In our cover story Professor Alex Rogers shares his love for the features and creatures of the deep sea, and highlights a major initiative that aims to fill the knowledge gaps that hinder protection of these remote but vital ecosystems. An unlikely but defendable segue takes us to deepest Didcot in southern England where the ocean of one of Saturn's moons is being simulated to probe its potential to harbour life.
Research into highly productive coastal ecosystems that are not coral reefs is under-resourced. Kelps are large, brown, canopy-forming seaweeds that are distributed across around a quarter of the world’s coastlines. Seagrass meadows are accessible sources of food for millions of people, especially in the tropics. Both underpin critical ecological processes and provide habitat for commercially important species. Large-scale losses of kelp forests and seagrass beds are taking place and I hope the articles in this edition help spread appreciation of the vital services these ecosystems provide, beyond those who study them or depend on them for a livelihood.
In a recent paper in Marine Policy Richard Stafford questions the current focus on ocean plastics while more critical threats to the ocean exist. Plastic is visible and connected to our daily lives (see the article on microfibres on page 26). With so many competing issues vying for our attention, the current media interest in ocean plastics is raising awareness of human impacts on the ocean. This may lead us to reflect more widely on how our behaviours and choices impact the natural environment. However, plastics are not the primary threat to the ocean, and, as Stafford argues, such singleissue focus distracts us from the profound and systemic changes needed to stay within 1.5° C of warming as urged by the IPCC report.
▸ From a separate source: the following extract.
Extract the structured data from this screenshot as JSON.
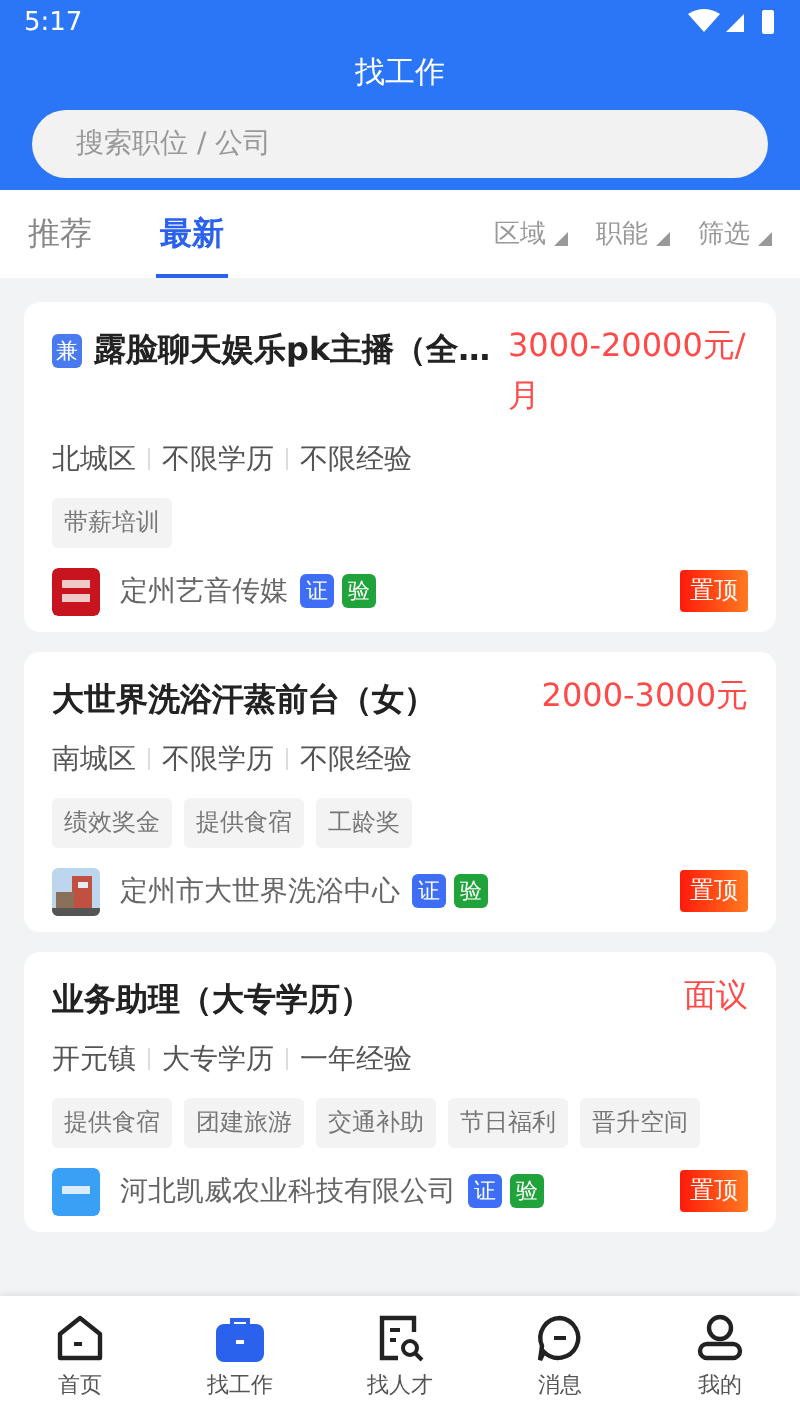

The challenge for our community is to weave a coherent narrative about ocean issues that puts the topic of the day in context.